Theorem.  The only acute anglesMathworldPlanetmathPlanetmath, whose sine and cosine are rational, are those determined by the Pythagorean triplets(a,b,c).

Proof. 1o¯. When the catheti a, b and the hypotenuseMathworldPlanetmath c of a right triangleMathworldPlanetmath are integers, i.e. they form a Pythagorean triplet, then the sine ac and the cosine bc of one of the acute angles of the triangle are rational numbersPlanetmathPlanetmath.

2o¯. Let the sine and the cosine of an acute angle ω be rational numbers


where the integers a, b, c, d satisfy

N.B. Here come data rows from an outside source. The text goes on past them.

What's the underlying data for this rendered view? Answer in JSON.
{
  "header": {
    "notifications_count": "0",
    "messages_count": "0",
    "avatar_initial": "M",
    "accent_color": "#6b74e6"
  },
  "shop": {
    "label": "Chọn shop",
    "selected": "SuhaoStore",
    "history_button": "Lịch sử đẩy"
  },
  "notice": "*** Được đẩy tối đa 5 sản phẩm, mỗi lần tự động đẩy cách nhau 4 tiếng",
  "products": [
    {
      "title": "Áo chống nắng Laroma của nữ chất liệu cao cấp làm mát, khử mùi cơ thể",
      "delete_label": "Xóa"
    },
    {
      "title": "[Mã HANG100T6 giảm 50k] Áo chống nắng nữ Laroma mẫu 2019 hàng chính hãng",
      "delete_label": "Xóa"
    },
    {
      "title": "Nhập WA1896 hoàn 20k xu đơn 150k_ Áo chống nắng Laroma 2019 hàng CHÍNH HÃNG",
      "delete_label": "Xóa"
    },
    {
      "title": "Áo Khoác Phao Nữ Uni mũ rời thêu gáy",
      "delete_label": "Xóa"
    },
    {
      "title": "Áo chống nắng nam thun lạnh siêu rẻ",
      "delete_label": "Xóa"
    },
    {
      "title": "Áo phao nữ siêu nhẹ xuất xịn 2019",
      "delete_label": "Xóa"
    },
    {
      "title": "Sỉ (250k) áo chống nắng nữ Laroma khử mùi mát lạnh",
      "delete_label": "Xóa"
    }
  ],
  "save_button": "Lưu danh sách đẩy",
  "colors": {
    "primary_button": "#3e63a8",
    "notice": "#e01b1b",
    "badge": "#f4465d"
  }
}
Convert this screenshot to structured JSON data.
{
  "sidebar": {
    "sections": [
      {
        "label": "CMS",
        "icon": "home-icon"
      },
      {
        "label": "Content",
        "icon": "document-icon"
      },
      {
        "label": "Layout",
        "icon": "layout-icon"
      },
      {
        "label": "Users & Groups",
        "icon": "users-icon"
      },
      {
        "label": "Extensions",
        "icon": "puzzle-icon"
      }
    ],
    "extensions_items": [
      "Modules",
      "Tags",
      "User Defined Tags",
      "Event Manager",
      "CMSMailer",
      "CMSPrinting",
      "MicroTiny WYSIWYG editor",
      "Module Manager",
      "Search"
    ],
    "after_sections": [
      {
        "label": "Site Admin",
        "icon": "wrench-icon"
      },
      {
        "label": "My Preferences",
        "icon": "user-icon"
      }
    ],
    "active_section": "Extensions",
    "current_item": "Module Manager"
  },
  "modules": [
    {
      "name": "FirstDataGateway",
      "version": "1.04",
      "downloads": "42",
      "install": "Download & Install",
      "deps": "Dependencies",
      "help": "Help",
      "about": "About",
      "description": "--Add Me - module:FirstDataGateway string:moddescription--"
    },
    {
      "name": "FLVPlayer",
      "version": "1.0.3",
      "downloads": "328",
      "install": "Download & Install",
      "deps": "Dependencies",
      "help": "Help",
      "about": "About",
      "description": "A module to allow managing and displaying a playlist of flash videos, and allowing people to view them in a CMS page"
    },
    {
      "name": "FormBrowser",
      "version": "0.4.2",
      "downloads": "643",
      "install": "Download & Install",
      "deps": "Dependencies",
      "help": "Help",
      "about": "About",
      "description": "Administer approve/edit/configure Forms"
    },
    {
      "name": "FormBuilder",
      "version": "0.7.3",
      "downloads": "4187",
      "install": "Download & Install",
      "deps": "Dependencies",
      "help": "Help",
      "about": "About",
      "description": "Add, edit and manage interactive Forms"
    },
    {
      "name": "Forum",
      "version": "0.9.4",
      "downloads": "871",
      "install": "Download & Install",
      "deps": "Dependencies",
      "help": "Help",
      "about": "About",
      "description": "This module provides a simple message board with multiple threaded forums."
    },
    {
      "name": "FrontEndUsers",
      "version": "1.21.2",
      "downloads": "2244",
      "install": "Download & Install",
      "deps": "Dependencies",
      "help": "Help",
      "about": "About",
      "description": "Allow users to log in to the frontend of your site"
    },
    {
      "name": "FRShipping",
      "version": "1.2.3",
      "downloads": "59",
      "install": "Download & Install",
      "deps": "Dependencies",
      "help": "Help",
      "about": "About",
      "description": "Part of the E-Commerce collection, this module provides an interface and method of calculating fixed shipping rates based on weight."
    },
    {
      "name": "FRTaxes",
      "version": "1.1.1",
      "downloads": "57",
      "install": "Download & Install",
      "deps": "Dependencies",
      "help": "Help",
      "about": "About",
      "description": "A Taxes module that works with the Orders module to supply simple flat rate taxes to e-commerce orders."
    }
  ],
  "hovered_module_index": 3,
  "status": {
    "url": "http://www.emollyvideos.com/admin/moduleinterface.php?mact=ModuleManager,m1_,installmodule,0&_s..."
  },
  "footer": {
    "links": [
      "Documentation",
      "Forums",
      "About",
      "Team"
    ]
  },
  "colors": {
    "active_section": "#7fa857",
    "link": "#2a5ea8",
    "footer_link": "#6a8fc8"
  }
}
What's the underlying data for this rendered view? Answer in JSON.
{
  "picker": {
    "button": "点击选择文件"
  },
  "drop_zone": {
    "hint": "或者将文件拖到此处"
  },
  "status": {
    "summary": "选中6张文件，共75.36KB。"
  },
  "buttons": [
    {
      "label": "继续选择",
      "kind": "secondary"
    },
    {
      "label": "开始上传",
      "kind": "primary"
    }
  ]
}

gcd(a,c)=gcd(b,d)= 1. (1)

Since the square sum of sine and cosine is always 1, we have

a2c2+b2d2= 1. (2)

By removing the denominators we get the Diophantine equationMathworldPlanetmath


Since two of its terms are divisible by c2, also the third term a2d2 is divisible by c2.  But because by (1), the integers a2 and c2 are coprimeMathworldPlanetmath, we must have  c2d2 (see the corollary of Bézout’s lemma).  Similarly, we also must have  d2c2.  The last divisibility relations mean that  c2=d2,  whence (2) may be written


and accordingly the sides a,b,c of a corresponding right triangle are integers.

Title rational sine and cosine
Canonical name RationalSineAndCosine
Date of creation 2013-03-22 17:54:50
Last modified on 2013-03-22 17:54:50
Owner pahio (2872)
Last modified by pahio (2872)
Numerical id 8
Author pahio (2872)
Entry type Theorem
Classification msc 26A09
Classification msc 11D09
Classification msc 11A67
Related topic RationalPointsOnTwoDimensionalSphere
Related topic GreatestCommonDivisor
Related topic GeometricProofOfPythagoreanTriplet
Related topic RationalBriggsianLogarithmsOfIntegers
Related topic AlgebraicSinesAndCosines